--- START ---

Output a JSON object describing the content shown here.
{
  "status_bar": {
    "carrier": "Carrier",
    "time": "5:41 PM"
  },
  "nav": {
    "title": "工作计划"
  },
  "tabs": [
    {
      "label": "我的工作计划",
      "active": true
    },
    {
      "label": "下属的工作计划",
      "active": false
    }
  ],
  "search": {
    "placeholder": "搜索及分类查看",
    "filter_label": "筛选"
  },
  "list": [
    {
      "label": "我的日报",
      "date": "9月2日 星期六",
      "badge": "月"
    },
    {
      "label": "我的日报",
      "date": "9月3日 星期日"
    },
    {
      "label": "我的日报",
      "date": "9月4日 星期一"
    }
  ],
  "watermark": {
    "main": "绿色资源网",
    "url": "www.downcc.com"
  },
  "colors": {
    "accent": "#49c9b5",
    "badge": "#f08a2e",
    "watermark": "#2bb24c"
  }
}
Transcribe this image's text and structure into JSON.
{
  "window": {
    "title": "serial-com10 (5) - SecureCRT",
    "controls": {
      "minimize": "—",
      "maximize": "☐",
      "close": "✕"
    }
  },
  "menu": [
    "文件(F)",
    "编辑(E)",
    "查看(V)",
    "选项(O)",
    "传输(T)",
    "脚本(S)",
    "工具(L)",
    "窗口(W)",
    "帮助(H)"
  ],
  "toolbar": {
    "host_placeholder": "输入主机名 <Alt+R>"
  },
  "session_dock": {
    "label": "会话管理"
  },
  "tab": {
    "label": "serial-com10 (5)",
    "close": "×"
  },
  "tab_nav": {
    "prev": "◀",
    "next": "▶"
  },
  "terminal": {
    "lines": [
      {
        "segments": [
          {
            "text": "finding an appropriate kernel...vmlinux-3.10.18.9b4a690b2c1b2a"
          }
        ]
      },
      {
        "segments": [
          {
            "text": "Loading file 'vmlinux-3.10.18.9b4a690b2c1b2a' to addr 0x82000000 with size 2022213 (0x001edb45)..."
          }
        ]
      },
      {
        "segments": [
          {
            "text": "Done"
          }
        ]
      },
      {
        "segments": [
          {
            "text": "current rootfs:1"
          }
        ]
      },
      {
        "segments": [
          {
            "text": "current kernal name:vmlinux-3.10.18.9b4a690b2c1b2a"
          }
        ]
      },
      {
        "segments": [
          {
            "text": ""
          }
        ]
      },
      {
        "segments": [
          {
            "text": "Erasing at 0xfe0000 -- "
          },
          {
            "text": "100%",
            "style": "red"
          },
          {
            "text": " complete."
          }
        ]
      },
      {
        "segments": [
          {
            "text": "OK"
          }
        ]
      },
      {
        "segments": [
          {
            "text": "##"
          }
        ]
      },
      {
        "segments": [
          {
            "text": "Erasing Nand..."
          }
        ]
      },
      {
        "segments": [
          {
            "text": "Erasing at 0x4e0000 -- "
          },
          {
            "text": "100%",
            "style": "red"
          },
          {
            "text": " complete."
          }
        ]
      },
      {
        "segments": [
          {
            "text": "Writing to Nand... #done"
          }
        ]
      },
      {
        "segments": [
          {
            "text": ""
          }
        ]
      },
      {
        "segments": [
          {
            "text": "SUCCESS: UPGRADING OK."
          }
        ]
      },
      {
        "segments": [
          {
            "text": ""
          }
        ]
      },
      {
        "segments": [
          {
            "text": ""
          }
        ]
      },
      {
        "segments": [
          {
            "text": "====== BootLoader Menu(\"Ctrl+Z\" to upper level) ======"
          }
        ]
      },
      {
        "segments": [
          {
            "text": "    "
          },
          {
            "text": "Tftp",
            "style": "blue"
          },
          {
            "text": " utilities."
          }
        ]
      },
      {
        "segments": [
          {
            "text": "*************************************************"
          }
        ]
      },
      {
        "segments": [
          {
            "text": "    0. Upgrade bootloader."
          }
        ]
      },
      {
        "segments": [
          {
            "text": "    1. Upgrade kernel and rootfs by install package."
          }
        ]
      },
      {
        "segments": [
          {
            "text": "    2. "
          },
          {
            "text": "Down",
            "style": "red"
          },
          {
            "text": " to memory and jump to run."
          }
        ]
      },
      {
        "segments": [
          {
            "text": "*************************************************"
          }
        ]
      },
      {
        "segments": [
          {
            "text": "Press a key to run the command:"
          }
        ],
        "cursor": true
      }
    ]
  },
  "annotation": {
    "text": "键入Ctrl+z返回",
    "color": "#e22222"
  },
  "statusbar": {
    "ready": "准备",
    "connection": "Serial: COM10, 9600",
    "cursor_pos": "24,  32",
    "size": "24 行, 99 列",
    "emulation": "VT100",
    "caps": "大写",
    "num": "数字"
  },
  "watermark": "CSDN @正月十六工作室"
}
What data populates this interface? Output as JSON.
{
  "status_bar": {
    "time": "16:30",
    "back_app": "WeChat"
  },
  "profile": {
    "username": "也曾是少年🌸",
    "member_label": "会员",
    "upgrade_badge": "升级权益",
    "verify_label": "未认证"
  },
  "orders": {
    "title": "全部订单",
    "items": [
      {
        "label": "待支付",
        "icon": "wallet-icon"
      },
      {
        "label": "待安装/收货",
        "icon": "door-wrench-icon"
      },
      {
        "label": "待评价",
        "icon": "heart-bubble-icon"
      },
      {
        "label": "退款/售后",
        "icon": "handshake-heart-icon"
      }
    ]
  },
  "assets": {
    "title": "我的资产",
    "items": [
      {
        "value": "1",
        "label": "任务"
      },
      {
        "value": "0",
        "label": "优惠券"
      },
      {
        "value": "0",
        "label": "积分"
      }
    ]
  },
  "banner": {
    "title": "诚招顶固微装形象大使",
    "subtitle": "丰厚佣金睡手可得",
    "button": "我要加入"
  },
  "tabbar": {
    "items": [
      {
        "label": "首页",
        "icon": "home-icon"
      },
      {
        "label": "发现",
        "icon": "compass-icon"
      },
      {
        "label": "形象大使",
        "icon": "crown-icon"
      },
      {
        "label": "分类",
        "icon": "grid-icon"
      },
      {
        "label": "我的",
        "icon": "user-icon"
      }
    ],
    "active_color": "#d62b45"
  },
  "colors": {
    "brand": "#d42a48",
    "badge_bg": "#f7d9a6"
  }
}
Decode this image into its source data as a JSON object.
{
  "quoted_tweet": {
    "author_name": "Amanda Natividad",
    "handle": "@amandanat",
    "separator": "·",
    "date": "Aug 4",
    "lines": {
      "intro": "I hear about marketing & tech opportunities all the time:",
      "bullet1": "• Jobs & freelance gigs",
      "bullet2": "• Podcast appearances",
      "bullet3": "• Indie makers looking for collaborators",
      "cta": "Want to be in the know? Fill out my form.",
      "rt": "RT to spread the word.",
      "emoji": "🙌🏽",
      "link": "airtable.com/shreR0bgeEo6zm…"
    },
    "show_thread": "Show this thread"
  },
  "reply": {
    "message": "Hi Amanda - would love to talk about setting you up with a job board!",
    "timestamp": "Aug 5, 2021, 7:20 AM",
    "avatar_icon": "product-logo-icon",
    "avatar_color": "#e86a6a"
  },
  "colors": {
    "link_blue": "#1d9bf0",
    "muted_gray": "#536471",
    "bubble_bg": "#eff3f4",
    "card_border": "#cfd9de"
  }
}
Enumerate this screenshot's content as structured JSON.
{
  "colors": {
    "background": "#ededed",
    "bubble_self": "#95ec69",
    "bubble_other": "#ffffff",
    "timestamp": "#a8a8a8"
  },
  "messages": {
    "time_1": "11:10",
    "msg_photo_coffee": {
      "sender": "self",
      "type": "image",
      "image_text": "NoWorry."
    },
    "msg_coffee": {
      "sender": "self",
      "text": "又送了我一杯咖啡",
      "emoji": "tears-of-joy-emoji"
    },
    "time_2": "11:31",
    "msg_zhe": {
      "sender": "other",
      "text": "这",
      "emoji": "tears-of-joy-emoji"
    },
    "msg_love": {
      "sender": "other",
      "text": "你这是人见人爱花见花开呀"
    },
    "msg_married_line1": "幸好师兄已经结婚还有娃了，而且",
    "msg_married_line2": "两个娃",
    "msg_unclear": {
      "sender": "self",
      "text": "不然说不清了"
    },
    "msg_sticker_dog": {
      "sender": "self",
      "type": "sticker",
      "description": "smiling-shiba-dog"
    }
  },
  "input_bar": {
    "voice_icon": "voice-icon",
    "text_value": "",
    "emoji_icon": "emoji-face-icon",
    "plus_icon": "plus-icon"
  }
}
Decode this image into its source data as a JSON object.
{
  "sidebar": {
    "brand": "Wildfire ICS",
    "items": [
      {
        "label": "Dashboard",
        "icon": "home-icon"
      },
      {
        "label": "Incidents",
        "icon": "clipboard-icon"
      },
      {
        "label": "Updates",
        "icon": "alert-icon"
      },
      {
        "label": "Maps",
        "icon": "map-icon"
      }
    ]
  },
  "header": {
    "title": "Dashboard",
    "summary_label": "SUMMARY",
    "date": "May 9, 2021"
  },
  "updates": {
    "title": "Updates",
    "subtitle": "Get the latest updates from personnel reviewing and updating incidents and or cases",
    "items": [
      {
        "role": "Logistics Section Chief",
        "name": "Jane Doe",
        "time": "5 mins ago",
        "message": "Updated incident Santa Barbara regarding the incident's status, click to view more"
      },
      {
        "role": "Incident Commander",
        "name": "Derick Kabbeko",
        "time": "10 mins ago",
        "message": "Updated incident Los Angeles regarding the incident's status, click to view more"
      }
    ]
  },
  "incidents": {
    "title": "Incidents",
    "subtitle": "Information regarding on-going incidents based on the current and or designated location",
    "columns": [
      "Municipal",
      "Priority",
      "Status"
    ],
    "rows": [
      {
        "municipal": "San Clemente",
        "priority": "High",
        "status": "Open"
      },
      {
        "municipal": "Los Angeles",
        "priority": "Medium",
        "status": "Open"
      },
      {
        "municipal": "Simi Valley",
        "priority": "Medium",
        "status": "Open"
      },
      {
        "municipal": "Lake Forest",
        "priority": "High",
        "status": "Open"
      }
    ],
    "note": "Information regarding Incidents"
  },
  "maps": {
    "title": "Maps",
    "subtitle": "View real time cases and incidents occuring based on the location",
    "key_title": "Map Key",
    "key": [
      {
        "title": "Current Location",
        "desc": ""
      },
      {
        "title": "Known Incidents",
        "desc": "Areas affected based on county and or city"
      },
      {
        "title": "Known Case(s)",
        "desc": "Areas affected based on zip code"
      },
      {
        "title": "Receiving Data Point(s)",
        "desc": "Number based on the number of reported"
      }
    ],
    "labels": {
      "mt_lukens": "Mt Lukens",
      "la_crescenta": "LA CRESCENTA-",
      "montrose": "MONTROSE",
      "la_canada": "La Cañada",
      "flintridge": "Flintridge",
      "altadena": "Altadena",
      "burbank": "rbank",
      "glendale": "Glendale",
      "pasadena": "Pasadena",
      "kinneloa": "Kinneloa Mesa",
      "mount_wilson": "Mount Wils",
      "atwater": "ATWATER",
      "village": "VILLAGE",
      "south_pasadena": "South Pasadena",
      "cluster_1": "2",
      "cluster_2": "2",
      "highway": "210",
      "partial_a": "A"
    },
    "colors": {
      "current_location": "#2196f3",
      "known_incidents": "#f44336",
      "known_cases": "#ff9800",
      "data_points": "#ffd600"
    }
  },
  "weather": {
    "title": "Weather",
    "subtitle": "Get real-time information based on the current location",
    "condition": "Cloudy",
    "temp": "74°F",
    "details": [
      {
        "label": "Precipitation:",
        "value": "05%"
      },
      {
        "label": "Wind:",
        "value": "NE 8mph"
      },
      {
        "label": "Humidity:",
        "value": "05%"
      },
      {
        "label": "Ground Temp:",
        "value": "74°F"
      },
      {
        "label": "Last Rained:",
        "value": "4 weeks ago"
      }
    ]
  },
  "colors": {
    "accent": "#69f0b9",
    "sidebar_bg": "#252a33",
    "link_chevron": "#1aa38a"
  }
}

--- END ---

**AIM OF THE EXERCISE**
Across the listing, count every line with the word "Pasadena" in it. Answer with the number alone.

**WRITTEN ANSWER**
2